The third active in OTHELLO, diflufenican has residual activity as well as contact and therefore will control a wide range of pre or early post emerged broad leaved weeds. However where these weeds are well established beyond the seedling size, then a contact product needs to be added to ensure larger overwintered BLW are controlled effectively. The cheapest option is DUPLOSAN, improving control of chickweed, fumitory and cleavers, but this product is temperature sensitive, therefore needs a milder spell to work properly.

In past years both IPU and CTU controlled groundsel very effectively in the autumn. However none of the current autumn replacements control this weed, and therefore it is now a common overwintered problem requiring control in the spring.

Other overwintering/late germinating weeds can include chickweed and cleavers. SPITFIRE is a more effective option controlling these and a wider range of other emerged BLW, and is the best tank-mix option with OTHELLO in wheat or for use alone in barley and oats. As it is also a contact post emergent only herbicide, it works also best when the weeds are growing actively.

Brome grass and wild oats

Satisfactory brome grass control can only be achieved using a combination of cultural and chemical control methods over the course of the growing season; no single herbicide treatment is effective by itself. Cultural control methods are based around stale seedbed routines pre-drilling, switching to spring cereals, or the use of a break crop for a season.

Chemical control should have begun in the autumn with CRYSTAL applied at the higher 4lt/ha rate, following up now in the spring with BROADWAY STAR, but note this product can only be used on wheat. There is no spring follow-up product safe for barley; therefore some re-infestation of brome is likely in this crop in the spring.

To maximise the efficacy of BROADWAY STAR, it is important to pay attention to a number of points;

-the smaller the brome, the better the control; ideally not after 3 tillers, GS23

-apply when soil temps at 10 cm are >8ºC and air temp >7ºC for 4 days before and after application
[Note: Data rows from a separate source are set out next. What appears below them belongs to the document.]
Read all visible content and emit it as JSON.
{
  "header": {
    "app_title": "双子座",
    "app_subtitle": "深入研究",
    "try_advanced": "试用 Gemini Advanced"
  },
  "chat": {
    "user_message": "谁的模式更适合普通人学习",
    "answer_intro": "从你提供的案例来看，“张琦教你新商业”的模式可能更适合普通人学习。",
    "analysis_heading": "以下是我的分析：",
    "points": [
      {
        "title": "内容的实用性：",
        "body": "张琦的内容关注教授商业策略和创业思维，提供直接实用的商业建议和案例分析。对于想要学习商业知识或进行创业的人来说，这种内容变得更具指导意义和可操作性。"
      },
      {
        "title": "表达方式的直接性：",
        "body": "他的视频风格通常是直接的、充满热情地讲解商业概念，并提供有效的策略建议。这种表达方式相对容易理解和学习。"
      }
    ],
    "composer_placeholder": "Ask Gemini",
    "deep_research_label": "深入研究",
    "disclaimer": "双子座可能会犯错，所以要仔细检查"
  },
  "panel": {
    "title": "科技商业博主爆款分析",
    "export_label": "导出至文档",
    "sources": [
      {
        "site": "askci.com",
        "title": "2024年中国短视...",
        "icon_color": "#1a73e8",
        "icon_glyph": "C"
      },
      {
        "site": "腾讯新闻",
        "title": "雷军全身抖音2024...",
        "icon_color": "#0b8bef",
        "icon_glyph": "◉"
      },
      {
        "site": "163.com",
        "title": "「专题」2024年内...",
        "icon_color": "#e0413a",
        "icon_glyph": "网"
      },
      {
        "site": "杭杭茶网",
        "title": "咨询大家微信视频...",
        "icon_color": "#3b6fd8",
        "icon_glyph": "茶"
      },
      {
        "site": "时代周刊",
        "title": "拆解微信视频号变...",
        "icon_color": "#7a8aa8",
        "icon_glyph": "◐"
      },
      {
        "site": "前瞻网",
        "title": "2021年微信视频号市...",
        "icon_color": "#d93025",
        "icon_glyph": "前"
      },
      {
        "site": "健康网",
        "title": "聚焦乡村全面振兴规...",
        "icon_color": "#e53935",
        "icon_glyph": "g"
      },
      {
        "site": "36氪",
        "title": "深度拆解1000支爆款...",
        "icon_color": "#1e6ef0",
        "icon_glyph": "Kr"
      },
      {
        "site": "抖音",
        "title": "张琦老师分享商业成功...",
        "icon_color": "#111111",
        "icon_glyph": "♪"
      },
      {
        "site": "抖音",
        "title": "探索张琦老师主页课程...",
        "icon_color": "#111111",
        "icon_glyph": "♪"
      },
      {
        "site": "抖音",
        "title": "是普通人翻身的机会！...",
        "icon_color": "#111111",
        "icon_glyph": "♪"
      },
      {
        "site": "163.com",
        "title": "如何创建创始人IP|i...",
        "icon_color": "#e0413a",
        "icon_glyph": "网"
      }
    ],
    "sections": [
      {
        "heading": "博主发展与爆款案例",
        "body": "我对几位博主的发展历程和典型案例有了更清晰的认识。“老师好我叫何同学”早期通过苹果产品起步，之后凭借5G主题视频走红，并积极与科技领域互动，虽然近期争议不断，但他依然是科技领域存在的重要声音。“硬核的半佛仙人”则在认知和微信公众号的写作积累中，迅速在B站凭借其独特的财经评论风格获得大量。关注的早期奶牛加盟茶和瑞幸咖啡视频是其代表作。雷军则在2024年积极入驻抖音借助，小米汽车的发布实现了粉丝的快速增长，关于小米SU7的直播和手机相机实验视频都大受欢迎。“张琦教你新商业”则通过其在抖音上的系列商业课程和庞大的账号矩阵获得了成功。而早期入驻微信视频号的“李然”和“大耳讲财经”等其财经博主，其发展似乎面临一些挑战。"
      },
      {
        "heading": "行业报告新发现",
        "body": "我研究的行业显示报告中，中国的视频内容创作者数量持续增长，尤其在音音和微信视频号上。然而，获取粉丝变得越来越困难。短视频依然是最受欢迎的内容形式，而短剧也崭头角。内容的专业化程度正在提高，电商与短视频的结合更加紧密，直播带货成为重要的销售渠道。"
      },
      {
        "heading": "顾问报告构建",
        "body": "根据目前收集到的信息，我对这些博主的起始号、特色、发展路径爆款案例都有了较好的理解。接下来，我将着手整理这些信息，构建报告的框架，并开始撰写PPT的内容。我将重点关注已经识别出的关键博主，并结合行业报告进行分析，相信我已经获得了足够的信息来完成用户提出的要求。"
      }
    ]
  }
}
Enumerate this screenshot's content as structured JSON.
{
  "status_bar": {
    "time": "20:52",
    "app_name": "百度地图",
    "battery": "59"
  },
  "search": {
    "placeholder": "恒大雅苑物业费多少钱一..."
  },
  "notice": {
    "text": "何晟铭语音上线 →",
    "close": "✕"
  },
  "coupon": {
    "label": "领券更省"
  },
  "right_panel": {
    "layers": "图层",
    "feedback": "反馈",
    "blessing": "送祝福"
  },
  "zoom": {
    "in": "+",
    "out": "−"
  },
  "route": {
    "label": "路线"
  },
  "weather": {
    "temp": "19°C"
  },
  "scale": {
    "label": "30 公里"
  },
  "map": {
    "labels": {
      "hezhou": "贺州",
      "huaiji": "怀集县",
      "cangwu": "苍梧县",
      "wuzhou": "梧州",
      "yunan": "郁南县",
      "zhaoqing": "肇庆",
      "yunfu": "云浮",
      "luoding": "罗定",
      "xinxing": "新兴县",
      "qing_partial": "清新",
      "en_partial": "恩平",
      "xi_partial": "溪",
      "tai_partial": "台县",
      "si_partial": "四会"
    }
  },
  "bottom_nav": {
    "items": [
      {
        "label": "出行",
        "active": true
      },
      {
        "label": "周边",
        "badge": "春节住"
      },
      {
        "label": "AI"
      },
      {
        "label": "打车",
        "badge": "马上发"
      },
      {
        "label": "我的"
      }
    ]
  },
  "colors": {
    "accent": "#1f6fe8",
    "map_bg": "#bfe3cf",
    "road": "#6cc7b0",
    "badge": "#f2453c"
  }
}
-apply to crops that are actively growing and not under stress

-always use an adjuvant along with the BROADWAY STAR

Because BROADWAY STAR works by contact activity only, any brome or wild oats that germinate after the application will not be controlled. The addition of a residual therefore such as pendimethalin brings control of brome and wild oats germinating after the BROADWAY STAR application.

Growth regulation –

managing tiller numbers

When applied before 1st node, GS31, application of certain chlormequat growth regulators can significantly increase tiller numbers. Chlormequat works by suppressing apical dominance, ie main stem development. In doing so it diverts the plant’s resources into producing and supporting more tillers.

Particularly in wheat but in barley also, more tillers will go a long way towards compensating for low plant counts, ultimately increasing yield.

Optimising timing is important to maximise this effect. The earlier it is applied during tillering the greater the tiller effect, but note early application to increase tiller numbers will also reduce its effect on lodging.

Application of a chlormequat based growth regulator often goes on with a T1 fungicide application sometime around 1st-2nd node, GS31-32. At this timing it is too late to affect tiller numbers and survival but will maximise the stem stiffening effect.

Early application will also increase root growth and so reduce stem-base lodging. Stem-base lodging is where the plant folds over at the soil surface as a result of poor anchorage in the soil, and is caused by poor root ball development, more likely when the seedling develops in wet soils that limit root development.

Only chlormequat works by suppressing apical dominance, but the active itself does not work effectively at temperatures below 8°C. SELON is a formulation of chlormequat in combination with a particular adjuvant mix which enhances the uptake of the chlormequat in low temperature conditions and therefore improve the reliability of performance, consistently working right down to 1°C.

The adjuvant mix also works as a crop safener, particularly when applied in tank-mixes with other pesticides.SELON is very flexible in terms of crop timings and tank mixes.